- Data records for software interfaces
-=-=-=-=-
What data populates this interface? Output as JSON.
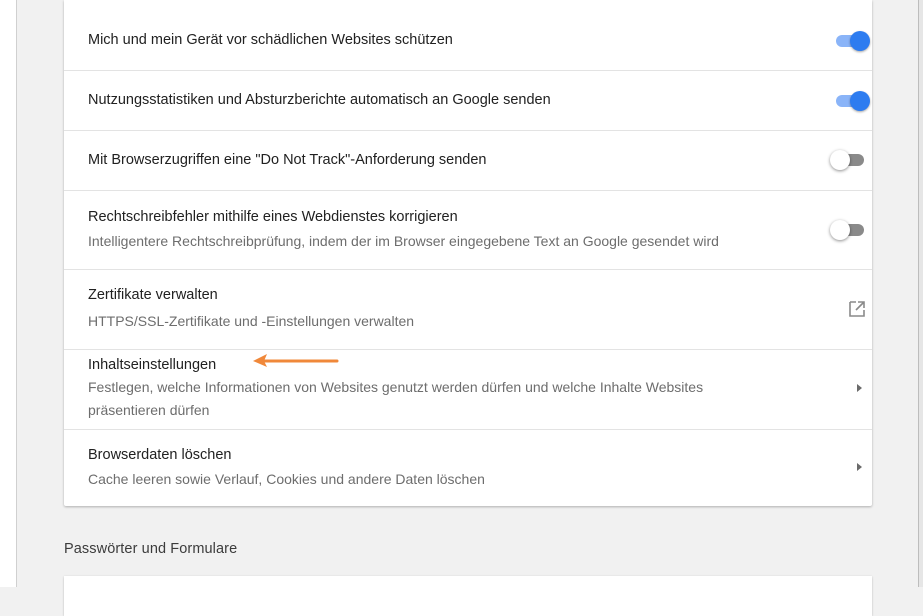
{
  "settings": {
    "rows": [
      {
        "title": "Mich und mein Gerät vor schädlichen Websites schützen",
        "toggle": "on"
      },
      {
        "title": "Nutzungsstatistiken und Absturzberichte automatisch an Google senden",
        "toggle": "on"
      },
      {
        "title": "Mit Browserzugriffen eine \"Do Not Track\"-Anforderung senden",
        "toggle": "off"
      },
      {
        "title": "Rechtschreibfehler mithilfe eines Webdienstes korrigieren",
        "subtitle": "Intelligentere Rechtschreibprüfung, indem der im Browser eingegebene Text an Google gesendet wird",
        "toggle": "off"
      },
      {
        "title": "Zertifikate verwalten",
        "subtitle": "HTTPS/SSL-Zertifikate und -Einstellungen verwalten",
        "icon": "open-in-new-icon"
      },
      {
        "title": "Inhaltseinstellungen",
        "subtitle_line1": "Festlegen, welche Informationen von Websites genutzt werden dürfen und welche Inhalte Websites",
        "subtitle_line2": "präsentieren dürfen",
        "icon": "chevron-right-icon"
      },
      {
        "title": "Browserdaten löschen",
        "subtitle": "Cache leeren sowie Verlauf, Cookies und andere Daten löschen",
        "icon": "chevron-right-icon"
      }
    ]
  },
  "sections": {
    "passwords_heading": "Passwörter und Formulare"
  },
  "annotation": {
    "arrow_icon": "arrow-left-icon",
    "arrow_color": "#f0883a"
  },
  "colors": {
    "toggle_on_knob": "#2d7cf0",
    "toggle_on_track": "#8ab4f8",
    "toggle_off_track": "#8a8a8a"
  }
}
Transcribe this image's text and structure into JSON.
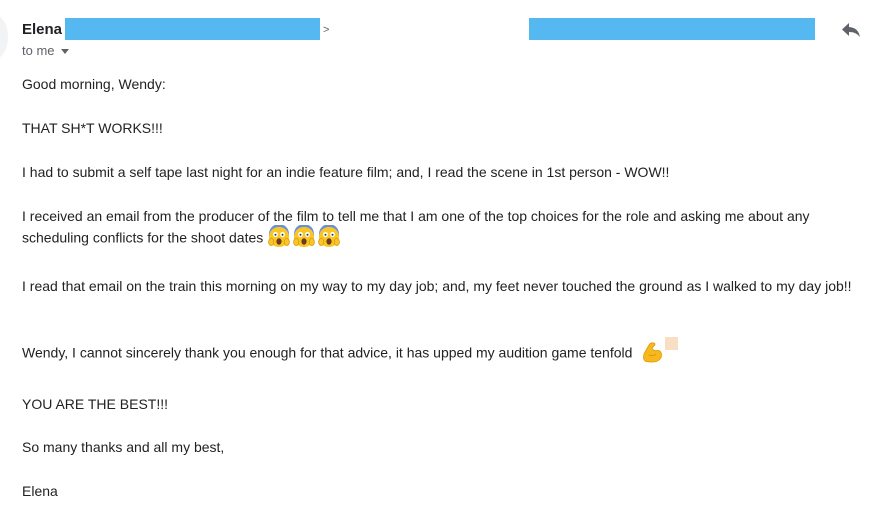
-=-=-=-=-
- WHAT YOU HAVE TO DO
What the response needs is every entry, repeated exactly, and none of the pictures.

- SOLUTION FOR THIS EXERCISE
What data populates this interface? Output as JSON.
{
  "settings": {
    "rows": [
      {
        "title": "Mich und mein Gerät vor schädlichen Websites schützen",
        "toggle": "on"
      },
      {
        "title": "Nutzungsstatistiken und Absturzberichte automatisch an Google senden",
        "toggle": "on"
      },
      {
        "title": "Mit Browserzugriffen eine \"Do Not Track\"-Anforderung senden",
        "toggle": "off"
      },
      {
        "title": "Rechtschreibfehler mithilfe eines Webdienstes korrigieren",
        "subtitle": "Intelligentere Rechtschreibprüfung, indem der im Browser eingegebene Text an Google gesendet wird",
        "toggle": "off"
      },
      {
        "title": "Zertifikate verwalten",
        "subtitle": "HTTPS/SSL-Zertifikate und -Einstellungen verwalten",
        "icon": "open-in-new-icon"
      },
      {
        "title": "Inhaltseinstellungen",
        "subtitle_line1": "Festlegen, welche Informationen von Websites genutzt werden dürfen und welche Inhalte Websites",
        "subtitle_line2": "präsentieren dürfen",
        "icon": "chevron-right-icon"
      },
      {
        "title": "Browserdaten löschen",
        "subtitle": "Cache leeren sowie Verlauf, Cookies und andere Daten löschen",
        "icon": "chevron-right-icon"
      }
    ]
  },
  "sections": {
    "passwords_heading": "Passwörter und Formulare"
  },
  "annotation": {
    "arrow_icon": "arrow-left-icon",
    "arrow_color": "#f0883a"
  },
  "colors": {
    "toggle_on_knob": "#2d7cf0",
    "toggle_on_track": "#8ab4f8",
    "toggle_off_track": "#8a8a8a"
  }
}
Transcribe this image's text and structure into JSON.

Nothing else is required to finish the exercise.